Worrall, Brandy Liên, editor. Eating Stories: A Chinese Canadian & Aboriginal Potluck. Vancouver: Chinese Canadian Historical Society of British Columbia, 2007.

Text and Photos by Shelley Boyd

Susan Musgrave’s “Off-the-Continental Breakfast”

As summer begins, our reflections on Canadian Literary Fare bring to mind the “gracious outdoor living” of the barbecue, the unexpected pleasures of garden veggies (especially carrots), and the labour-intensive ingenuity of dandelion coffee.

But what about breakfast?

This meal belongs to no single season, yet it is our chosen source of inspiration for the next few months. And it seems fitting. Summertime brings extended daylight hours, which means breakfast becomes all the more important for fuelling one’s day. Or does it?

The Current’s Anna Maria Tremonti recently questioned this ever-popular breakfast myth. Clearly, the stories we tell ourselves about our meals influence our daily regimens. The Canadian literary world comes with its own recommendations. In The Canlit Foodbook, Margaret Atwood observes that “breakfast seems to do something for poets that lunch does not do” and quickly adds “It may be the eggs” (3). B.C. poet and recent cookbook author Susan Musgrave likely agrees.

Musgrave’s poem “Poet at the Breakfast Table”,  which originally appeared in Grave-Dirt and Selected Strawberries (1973), opens with the speaker divulging a secret for creativity: “I eat those / soft and / yellow parts” (102). This breakfast inspiration implies freshness, sweetness, and vitality — those symbolic eggs of new beginnings where nothing is “troubled, / hardened or / dry” (102).

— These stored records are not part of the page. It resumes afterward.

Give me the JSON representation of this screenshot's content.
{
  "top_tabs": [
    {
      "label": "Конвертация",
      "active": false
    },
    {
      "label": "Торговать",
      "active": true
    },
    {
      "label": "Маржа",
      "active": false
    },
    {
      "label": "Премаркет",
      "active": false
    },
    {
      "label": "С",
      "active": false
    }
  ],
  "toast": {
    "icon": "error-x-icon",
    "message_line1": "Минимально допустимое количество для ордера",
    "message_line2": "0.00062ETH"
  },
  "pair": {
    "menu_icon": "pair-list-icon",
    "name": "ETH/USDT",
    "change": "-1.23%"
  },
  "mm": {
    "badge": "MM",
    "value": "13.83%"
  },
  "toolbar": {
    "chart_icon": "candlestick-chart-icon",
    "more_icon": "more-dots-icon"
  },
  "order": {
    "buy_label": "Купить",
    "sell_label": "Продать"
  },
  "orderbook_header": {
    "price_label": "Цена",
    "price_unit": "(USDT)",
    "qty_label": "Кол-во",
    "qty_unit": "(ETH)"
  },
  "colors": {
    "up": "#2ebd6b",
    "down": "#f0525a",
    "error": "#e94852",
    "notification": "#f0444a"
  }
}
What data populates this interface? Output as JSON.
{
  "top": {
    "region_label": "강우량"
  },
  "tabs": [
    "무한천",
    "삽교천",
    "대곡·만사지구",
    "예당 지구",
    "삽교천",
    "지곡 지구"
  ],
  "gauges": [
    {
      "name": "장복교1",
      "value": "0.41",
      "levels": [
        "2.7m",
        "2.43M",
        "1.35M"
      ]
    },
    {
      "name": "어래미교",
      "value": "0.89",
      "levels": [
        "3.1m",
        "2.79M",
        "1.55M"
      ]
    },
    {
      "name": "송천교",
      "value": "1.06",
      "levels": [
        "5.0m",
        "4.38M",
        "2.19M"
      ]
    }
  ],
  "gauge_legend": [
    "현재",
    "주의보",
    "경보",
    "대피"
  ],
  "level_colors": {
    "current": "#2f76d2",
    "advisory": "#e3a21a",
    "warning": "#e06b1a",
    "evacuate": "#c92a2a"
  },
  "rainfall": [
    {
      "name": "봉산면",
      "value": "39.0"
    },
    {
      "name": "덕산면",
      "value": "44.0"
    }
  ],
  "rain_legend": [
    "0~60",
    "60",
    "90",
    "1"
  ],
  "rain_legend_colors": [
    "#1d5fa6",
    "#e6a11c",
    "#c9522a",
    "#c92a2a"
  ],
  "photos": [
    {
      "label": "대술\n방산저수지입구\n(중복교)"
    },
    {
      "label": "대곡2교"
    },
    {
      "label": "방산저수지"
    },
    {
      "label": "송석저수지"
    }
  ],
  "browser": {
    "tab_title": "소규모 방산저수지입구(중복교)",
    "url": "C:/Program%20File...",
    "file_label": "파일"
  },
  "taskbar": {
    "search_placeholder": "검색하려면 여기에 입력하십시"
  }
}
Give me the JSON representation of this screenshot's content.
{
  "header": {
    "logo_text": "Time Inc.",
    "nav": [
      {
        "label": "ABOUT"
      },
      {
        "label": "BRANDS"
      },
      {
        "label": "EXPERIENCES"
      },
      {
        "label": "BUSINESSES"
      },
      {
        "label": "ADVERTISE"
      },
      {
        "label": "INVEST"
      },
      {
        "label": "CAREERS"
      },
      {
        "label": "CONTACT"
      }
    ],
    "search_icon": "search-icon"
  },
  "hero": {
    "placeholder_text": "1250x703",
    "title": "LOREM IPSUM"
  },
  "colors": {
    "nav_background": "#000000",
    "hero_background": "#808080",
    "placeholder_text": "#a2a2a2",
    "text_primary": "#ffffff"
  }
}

But Musgrave’s morning meal has another side. At the poem’s midpoint, a different egg appears (in a tree) that feeds on earth and worms. Its yellow hue, evocative of disease. Here, life’s experiences of the pale and the dark (not just the sweet) are served at the poet’s breakfast table.

Symbolism aside, eggs can be tricky, especially when purchased at a grocery store. In her 2015 cookbook, A Taste of Haida Gwaii: Food Gathering and Feasting at the Edge of the World, Musgrave offers a tip for testing the freshness of uncooked eggs. Drop your egg into a glass of cold water. It should sink to the bottom and rest on its side.

Beware the floating egg, as Musgrave advises her culinary readers to “donate it to [a] local museum as a ‘heritage egg'” (37).

On Haida Gwaii at Copper Beech House (Musgrave’s B&B guest house), Musgrave serves an “Off-the-Continental Breakfast”, which often includes scrambled eggs — prepared soft and moist with cream (about 2 tablespoons of whipping cream or half and half per egg).

Musgrave recommends spooning the eggs—“in all their dreamy-yellow slipperiness”— onto a “warm and expectant piece of toast” (35).

I’ve added some “selected” local strawberries on the side, a tribute to Musgrave’s poetic mythology of the strawberry. At Copper Beech House, Musgrave tells us that breakfast can be “a leisurely all-morning-long event” (A Taste 24), which certainly sounds inviting during this sweet summer season.

Atwood, Margaret. The Canlit Foodbook. Don Mills: Totem Books, 1987. Print.

Musgrave, Susan. “Poet at the Breakfast Table.” What a Small Day Cannot Hold: Collected Poems 1970-1985. Vancouver: Beach Holme Publishing, 2000. 102-103. Print.

– – – . A Taste of Haida Gwaii: Food Gathering and Feasting at the Edge of the World. Vancouver: Whitecap Books, 2015. Print.

Text and Photo Credits: Shelley Boyd